Life as we know it has changed. The whole world has stagnated due to a microscopic virus. While many people wonder when the virus will “disappear” in the back of their minds, everyone knows that this virus will not go anywhere until a vaccine is invented.
There are nearly 3.85 million COVID-19 cases worldwide with around 270,000 deaths. It is an alarming number. If no vaccine is invented, there is no hope for the world.
Typically, the process of inventing a vaccine can take 7 to 10 years. However, given the global threat of COVID-19, many organizations are rapidly developing a vaccine. About 80 groups worldwide are working on developing a vaccine. There are currently around 111 potential COVID-19 vaccines at various stages of the clinical trial. If the human vaccine study is successful, we may have one later this year or early next year.
Vaccines against COVID-19 are currently being developed
After the World Health Organization, 8 COVID-19 vaccines are currently being tested on humans.
Italy: an Italian scientist who has resisted the development of a vaccine that belongs to those who work on human cells. The challenge is that the vaccine neutralizes the COVID-19 virus in human cells.
After a possible vaccination that includes the freedom that the virus can prevent from infecting human cells. The vaccine is in one of the surveillance stages. It is currently being tested at the Spallanzani hospital in Rome.
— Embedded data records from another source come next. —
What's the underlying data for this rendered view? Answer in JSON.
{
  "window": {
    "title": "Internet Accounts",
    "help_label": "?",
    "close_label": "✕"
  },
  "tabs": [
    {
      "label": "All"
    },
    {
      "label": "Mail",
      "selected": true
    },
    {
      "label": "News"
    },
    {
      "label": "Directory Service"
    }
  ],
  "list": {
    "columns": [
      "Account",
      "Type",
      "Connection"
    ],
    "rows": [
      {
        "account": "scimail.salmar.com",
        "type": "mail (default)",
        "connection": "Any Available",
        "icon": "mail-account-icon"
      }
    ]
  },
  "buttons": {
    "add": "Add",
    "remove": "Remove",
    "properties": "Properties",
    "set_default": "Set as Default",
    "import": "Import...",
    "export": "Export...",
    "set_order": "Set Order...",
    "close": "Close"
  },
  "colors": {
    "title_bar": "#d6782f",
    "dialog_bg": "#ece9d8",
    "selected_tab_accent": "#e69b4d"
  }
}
Israel – Israel has called for a breakthrough in the search for a vaccine against the virus. The Israel Institute for Biological Research (IIBR) neutralized monoclonal neutralizing access to the new coronavirus in the user’s body. Israel also said it would patent the vaccine and start mass production to make it available to the world.
University of Oxford: The Jenner Institute of the University of Oxford developed a COVID-19 vaccine in less than three months. The first human vaccine experiment was conducted on April 23.
United States: In the United States, the pharmaceutical companies, Pfizer and BioNtech have rights and collection tests to administer the BNT162 vaccine.
Patents: A problem?
In general, patents act as incentives to promote inventions. The exclusive right to use and commercialize your invention encourages inventions.
However, in times of such global crisis, patents pose a problem to the availability of the invention: a medical patent that corresponds to a legalized monopoly. This, in turn, reduces the availability of medicines, especially in the lower parts of the world.
The problem now is that when the COVID-19 vaccine is developed, is it patented? If so, how will the lower parts of the world have access to the vaccine? The presence of a vaccine in no way guarantees access to the vaccine.
Despite the dark situation, there is a silver coating. Countries such as Chile, Israel, Ecuador, Canada, Germany and Brazil have already introduced a mandatory license for the COVID-19 vaccine, if implemented. Costa Rica has proposed to the WHO (World Health Organization) the creation of the COVID-19 technology group so that all governments can share technical information and progress on the vaccine.
However, please note that compulsory licensing is a national decision. If the country where the vaccine is developed does not use it, the availability of the vaccine is limited.
The Story So Far:
Medical patents, especially patents for life-saving drugs, have always been a problem. For example, the PCV vaccine is a monopoly of the pharmaceutical company Pfizer. The company earns $ 5 billion a year on this vaccine. Pfizer sells it to the GOI for USD 850 per course in the United States and at a discounted price of USD 10 per course.
Although the preferential $ 10 rate is the highest price, the GOI issues every vaccine. For this reason, the government can afford to buy enough to treat only a small proportion of the children in need. As a result, there are still over 100,000 deaths from children due to pneumonia.
If you look at the history of COVID-19, we all know that there is a great lack of N95 breathing masks. Most people don’t know that 3M has over 400 patents for the airways, which severely limits the production and supply of patents.
The American pharmaceutical company Gilead owns Remdesivir. It was first developed in 2010 as a potential treatment for the Ebola virus. This antiviral drug shortens hospital stay from 15 days to 11 days after administration to patients with COVID-19 compared to placebo treatment.
Gilead donated 1.5 million ampoules of Remdesivir. This is enough to treat 1,400,000 patients. However, this raises the question of what to do next. Will Gilead allow serial production of Remdiesivir if it proves to be an effective treatment for COVID-19?
The problem is that pharmaceutical companies, even if they develop a vaccine, are hidden under many patents, making it inaccessible to the world’s poorest. Specific measures need to be taken at national and international level to make these necessary medicines more accessible. Jonas Salk, founder of the polio vaccine, asked if he could patent it: “Can you patent the sun?” Important drugs are necessary; Pharmaceutical companies should not be able to monopolize them.